◆ **DATA LISTING**:
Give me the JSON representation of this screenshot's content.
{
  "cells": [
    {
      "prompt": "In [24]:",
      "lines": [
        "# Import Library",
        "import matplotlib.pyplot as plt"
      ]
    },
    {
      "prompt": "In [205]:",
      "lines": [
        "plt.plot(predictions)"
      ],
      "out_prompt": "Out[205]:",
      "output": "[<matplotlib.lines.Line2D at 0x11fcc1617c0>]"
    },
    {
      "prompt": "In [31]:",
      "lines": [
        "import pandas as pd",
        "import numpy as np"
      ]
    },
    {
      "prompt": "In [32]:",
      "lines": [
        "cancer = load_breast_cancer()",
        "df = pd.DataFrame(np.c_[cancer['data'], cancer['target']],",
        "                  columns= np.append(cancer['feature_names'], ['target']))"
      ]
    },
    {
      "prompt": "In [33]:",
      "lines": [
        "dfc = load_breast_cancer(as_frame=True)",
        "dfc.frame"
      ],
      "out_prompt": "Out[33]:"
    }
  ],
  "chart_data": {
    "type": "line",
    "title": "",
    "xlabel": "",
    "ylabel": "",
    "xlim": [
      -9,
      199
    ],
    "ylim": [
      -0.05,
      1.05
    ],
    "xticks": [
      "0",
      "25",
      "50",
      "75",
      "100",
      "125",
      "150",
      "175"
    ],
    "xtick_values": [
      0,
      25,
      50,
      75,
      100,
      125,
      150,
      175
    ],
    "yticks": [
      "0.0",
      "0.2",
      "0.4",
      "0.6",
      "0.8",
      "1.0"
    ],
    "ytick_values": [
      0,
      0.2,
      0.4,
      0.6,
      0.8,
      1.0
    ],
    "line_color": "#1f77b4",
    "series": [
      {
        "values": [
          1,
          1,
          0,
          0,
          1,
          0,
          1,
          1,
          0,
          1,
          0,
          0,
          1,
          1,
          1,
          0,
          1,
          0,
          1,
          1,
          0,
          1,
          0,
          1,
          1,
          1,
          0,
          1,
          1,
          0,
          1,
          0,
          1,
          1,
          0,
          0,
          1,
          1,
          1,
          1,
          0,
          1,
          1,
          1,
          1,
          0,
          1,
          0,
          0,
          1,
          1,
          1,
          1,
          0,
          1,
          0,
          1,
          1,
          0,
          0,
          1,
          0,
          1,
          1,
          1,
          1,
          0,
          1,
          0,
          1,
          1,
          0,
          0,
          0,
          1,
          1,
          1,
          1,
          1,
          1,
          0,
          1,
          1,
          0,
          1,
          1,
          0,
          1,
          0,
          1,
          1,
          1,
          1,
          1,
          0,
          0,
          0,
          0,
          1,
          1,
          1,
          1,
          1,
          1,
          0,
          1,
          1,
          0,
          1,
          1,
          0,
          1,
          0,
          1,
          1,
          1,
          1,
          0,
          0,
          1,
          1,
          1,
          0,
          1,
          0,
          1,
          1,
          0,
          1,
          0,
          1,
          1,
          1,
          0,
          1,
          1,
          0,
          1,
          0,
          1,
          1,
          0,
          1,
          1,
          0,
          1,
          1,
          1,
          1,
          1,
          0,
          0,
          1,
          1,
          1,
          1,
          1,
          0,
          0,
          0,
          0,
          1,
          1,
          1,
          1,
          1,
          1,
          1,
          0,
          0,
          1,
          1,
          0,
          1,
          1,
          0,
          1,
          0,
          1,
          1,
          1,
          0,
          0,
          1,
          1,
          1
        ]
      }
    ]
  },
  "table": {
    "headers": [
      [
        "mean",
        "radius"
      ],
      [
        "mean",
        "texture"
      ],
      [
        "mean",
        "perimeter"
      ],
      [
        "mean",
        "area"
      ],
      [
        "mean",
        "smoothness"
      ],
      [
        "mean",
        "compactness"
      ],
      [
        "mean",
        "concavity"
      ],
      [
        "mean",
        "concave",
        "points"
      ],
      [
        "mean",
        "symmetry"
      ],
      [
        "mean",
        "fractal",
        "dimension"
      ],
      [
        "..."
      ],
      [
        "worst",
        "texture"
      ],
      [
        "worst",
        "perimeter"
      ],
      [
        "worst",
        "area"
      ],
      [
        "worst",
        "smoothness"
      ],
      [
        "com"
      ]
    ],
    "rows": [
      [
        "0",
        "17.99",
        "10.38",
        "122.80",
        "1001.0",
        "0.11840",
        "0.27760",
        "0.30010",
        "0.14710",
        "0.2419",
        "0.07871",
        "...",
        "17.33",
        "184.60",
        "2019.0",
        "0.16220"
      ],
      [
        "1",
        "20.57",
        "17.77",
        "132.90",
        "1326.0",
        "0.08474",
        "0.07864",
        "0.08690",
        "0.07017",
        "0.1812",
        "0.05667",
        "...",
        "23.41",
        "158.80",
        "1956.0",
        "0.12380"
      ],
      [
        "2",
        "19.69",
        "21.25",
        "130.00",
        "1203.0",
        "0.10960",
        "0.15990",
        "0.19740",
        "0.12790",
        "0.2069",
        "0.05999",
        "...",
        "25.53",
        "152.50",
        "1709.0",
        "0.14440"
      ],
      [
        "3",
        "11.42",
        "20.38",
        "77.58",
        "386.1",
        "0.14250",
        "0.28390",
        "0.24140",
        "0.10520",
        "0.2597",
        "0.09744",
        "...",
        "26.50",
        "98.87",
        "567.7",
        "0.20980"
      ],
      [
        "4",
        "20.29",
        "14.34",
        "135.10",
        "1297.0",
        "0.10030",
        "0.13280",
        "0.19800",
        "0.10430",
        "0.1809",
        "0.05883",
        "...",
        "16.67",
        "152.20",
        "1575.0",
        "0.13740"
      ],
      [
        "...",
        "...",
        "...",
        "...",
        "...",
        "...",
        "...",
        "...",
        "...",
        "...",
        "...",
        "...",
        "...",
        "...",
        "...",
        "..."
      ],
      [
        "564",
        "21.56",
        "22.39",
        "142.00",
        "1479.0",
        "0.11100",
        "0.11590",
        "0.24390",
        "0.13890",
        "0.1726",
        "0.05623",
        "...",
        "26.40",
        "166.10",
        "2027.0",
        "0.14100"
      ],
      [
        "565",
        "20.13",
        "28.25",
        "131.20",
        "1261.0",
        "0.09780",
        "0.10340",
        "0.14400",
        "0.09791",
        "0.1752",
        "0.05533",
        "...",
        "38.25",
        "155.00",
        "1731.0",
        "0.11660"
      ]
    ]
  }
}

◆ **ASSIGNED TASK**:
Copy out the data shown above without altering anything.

◆ **RESULT OF THE EXERCISE**:
Give me the JSON representation of this screenshot's content.
{
  "cells": [
    {
      "prompt": "In [24]:",
      "lines": [
        "# Import Library",
        "import matplotlib.pyplot as plt"
      ]
    },
    {
      "prompt": "In [205]:",
      "lines": [
        "plt.plot(predictions)"
      ],
      "out_prompt": "Out[205]:",
      "output": "[<matplotlib.lines.Line2D at 0x11fcc1617c0>]"
    },
    {
      "prompt": "In [31]:",
      "lines": [
        "import pandas as pd",
        "import numpy as np"
      ]
    },
    {
      "prompt": "In [32]:",
      "lines": [
        "cancer = load_breast_cancer()",
        "df = pd.DataFrame(np.c_[cancer['data'], cancer['target']],",
        "                  columns= np.append(cancer['feature_names'], ['target']))"
      ]
    },
    {
      "prompt": "In [33]:",
      "lines": [
        "dfc = load_breast_cancer(as_frame=True)",
        "dfc.frame"
      ],
      "out_prompt": "Out[33]:"
    }
  ],
  "chart_data": {
    "type": "line",
    "title": "",
    "xlabel": "",
    "ylabel": "",
    "xlim": [
      -9,
      199
    ],
    "ylim": [
      -0.05,
      1.05
    ],
    "xticks": [
      "0",
      "25",
      "50",
      "75",
      "100",
      "125",
      "150",
      "175"
    ],
    "xtick_values": [
      0,
      25,
      50,
      75,
      100,
      125,
      150,
      175
    ],
    "yticks": [
      "0.0",
      "0.2",
      "0.4",
      "0.6",
      "0.8",
      "1.0"
    ],
    "ytick_values": [
      0,
      0.2,
      0.4,
      0.6,
      0.8,
      1.0
    ],
    "line_color": "#1f77b4",
    "series": [
      {
        "values": [
          1,
          1,
          0,
          0,
          1,
          0,
          1,
          1,
          0,
          1,
          0,
          0,
          1,
          1,
          1,
          0,
          1,
          0,
          1,
          1,
          0,
          1,
          0,
          1,
          1,
          1,
          0,
          1,
          1,
          0,
          1,
          0,
          1,
          1,
          0,
          0,
          1,
          1,
          1,
          1,
          0,
          1,
          1,
          1,
          1,
          0,
          1,
          0,
          0,
          1,
          1,
          1,
          1,
          0,
          1,
          0,
          1,
          1,
          0,
          0,
          1,
          0,
          1,
          1,
          1,
          1,
          0,
          1,
          0,
          1,
          1,
          0,
          0,
          0,
          1,
          1,
          1,
          1,
          1,
          1,
          0,
          1,
          1,
          0,
          1,
          1,
          0,
          1,
          0,
          1,
          1,
          1,
          1,
          1,
          0,
          0,
          0,
          0,
          1,
          1,
          1,
          1,
          1,
          1,
          0,
          1,
          1,
          0,
          1,
          1,
          0,
          1,
          0,
          1,
          1,
          1,
          1,
          0,
          0,
          1,
          1,
          1,
          0,
          1,
          0,
          1,
          1,
          0,
          1,
          0,
          1,
          1,
          1,
          0,
          1,
          1,
          0,
          1,
          0,
          1,
          1,
          0,
          1,
          1,
          0,
          1,
          1,
          1,
          1,
          1,
          0,
          0,
          1,
          1,
          1,
          1,
          1,
          0,
          0,
          0,
          0,
          1,
          1,
          1,
          1,
          1,
          1,
          1,
          0,
          0,
          1,
          1,
          0,
          1,
          1,
          0,
          1,
          0,
          1,
          1,
          1,
          0,
          0,
          1,
          1,
          1
        ]
      }
    ]
  },
  "table": {
    "headers": [
      [
        "mean",
        "radius"
      ],
      [
        "mean",
        "texture"
      ],
      [
        "mean",
        "perimeter"
      ],
      [
        "mean",
        "area"
      ],
      [
        "mean",
        "smoothness"
      ],
      [
        "mean",
        "compactness"
      ],
      [
        "mean",
        "concavity"
      ],
      [
        "mean",
        "concave",
        "points"
      ],
      [
        "mean",
        "symmetry"
      ],
      [
        "mean",
        "fractal",
        "dimension"
      ],
      [
        "..."
      ],
      [
        "worst",
        "texture"
      ],
      [
        "worst",
        "perimeter"
      ],
      [
        "worst",
        "area"
      ],
      [
        "worst",
        "smoothness"
      ],
      [
        "com"
      ]
    ],
    "rows": [
      [
        "0",
        "17.99",
        "10.38",
        "122.80",
        "1001.0",
        "0.11840",
        "0.27760",
        "0.30010",
        "0.14710",
        "0.2419",
        "0.07871",
        "...",
        "17.33",
        "184.60",
        "2019.0",
        "0.16220"
      ],
      [
        "1",
        "20.57",
        "17.77",
        "132.90",
        "1326.0",
        "0.08474",
        "0.07864",
        "0.08690",
        "0.07017",
        "0.1812",
        "0.05667",
        "...",
        "23.41",
        "158.80",
        "1956.0",
        "0.12380"
      ],
      [
        "2",
        "19.69",
        "21.25",
        "130.00",
        "1203.0",
        "0.10960",
        "0.15990",
        "0.19740",
        "0.12790",
        "0.2069",
        "0.05999",
        "...",
        "25.53",
        "152.50",
        "1709.0",
        "0.14440"
      ],
      [
        "3",
        "11.42",
        "20.38",
        "77.58",
        "386.1",
        "0.14250",
        "0.28390",
        "0.24140",
        "0.10520",
        "0.2597",
        "0.09744",
        "...",
        "26.50",
        "98.87",
        "567.7",
        "0.20980"
      ],
      [
        "4",
        "20.29",
        "14.34",
        "135.10",
        "1297.0",
        "0.10030",
        "0.13280",
        "0.19800",
        "0.10430",
        "0.1809",
        "0.05883",
        "...",
        "16.67",
        "152.20",
        "1575.0",
        "0.13740"
      ],
      [
        "...",
        "...",
        "...",
        "...",
        "...",
        "...",
        "...",
        "...",
        "...",
        "...",
        "...",
        "...",
        "...",
        "...",
        "...",
        "..."
      ],
      [
        "564",
        "21.56",
        "22.39",
        "142.00",
        "1479.0",
        "0.11100",
        "0.11590",
        "0.24390",
        "0.13890",
        "0.1726",
        "0.05623",
        "...",
        "26.40",
        "166.10",
        "2027.0",
        "0.14100"
      ],
      [
        "565",
        "20.13",
        "28.25",
        "131.20",
        "1261.0",
        "0.09780",
        "0.10340",
        "0.14400",
        "0.09791",
        "0.1752",
        "0.05533",
        "...",
        "38.25",
        "155.00",
        "1731.0",
        "0.11660"
      ]
    ]
  }
}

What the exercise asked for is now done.